The teaching of an `imperialist' language like English in a postcolonial era presents not only unprecedented difficulties to the teacher, it also raises disconcerting questions about the paradigms underlying the concepts of language, language teaching, and culture. This new perspective makes inadequate, on the one hand, the pedalinguistic categories of EFL (English as a Foreign Language) and ESL (English as a Second Language), and, on the other, the postcolonial critique in general of hegemonic languages. Another category needs to be recognized, (...) to which the author gives the acronym TUE (Teaching Unbroken English). For the purposes of analysis, the author focuses on his experience teaching English in Hong Kong before and after 1997, during the end of the colonial and the beginning of the postcolonial era. (shrink)
"The essence of literature may be compared to the various plants and trees," Liu Hseih writes, "alike in the fact that they are rooted in the soil, yet different in their flavor and their fragrance, their exposure to the sun."1 The character of each work is manifest in its unique savor and in its scent. In other works, the uniqueness of a work can be savored: texts may echo other works, but the personality of any work is instantaneously verified by (...) what Liu Hseih calls wei, flavor, and hsiu, fragrance. It is this uniqueness that persists and survives innumerable bad imitations, shifts in circumstances, lost phonetics, and changing styles. It is what remains fresh in the classics and enables the contemporary reader to feel a sense of discovery and newness. Liu Hseih says that of these lasting works that their "roots are deep, their foliage luxuriant, their expression succinct yet rich; the things described were familiar, but their ramifications are far-reaching: so, although they were written in the past, they have a lasting savor that remains fresh."2 · 1. Liu Hseih, Wen-hsin tiao-lung chu, ed. Fan Wen-lan , p. 519; Shih, The Literary Mind and the Carving of the Dragons , p. 232.· 2. Liu Hseih, p. 22; Shih, p. 24. Although the same Chinese word wei is used in this passage, I have translated it as "savor" to stress the combination of qualities inherent in a work rather than restrict these qualities to a single "flavor." EugeneEoyang is an associate professor of comparative literature and of East Asian languages and literatures at Indiana State University. He has contributed over fifty translations to Sunflower Splendor: Three Thousand Years of Chinese Poetry and is the author of an anthology of Chinese fiction, Links in the Chain. (shrink)
An attempt to re-think, within and for the tradition of Husserl and Heidegger, certain central contributions of Greek thought. Interpretations of the Philebus and of other Platonic and Aristotelian texts concerned with problems arising therefrom are carried out; they culminate in an analysis of the fruitful union of intellectual power and impotence in philosophy.
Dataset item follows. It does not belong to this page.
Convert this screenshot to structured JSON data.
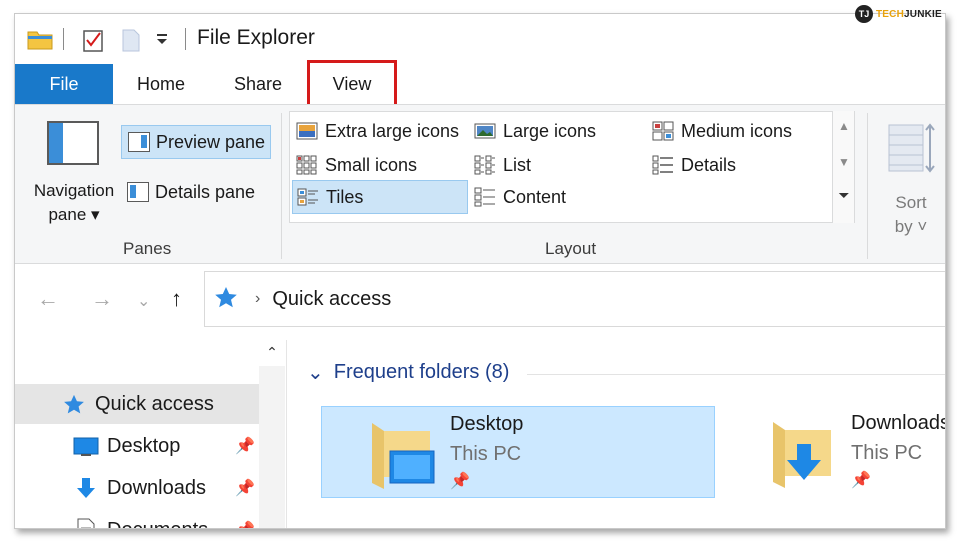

The existentialist framework often provides suggestions for the interpretation of difficult transitions in the classical works; conversely, the adherence to the arguments of the Greek texts strengthens (...) the existentialist position with respect to such concepts as world and rationality.--C. B. (shrink)
Psychologist Eugene C. Goldfield offers an exciting new theoretical framework--based, in part, on the concept of self-organization--that promises to aid researchers in their quest to discover the underlying origins and process of behavioral development.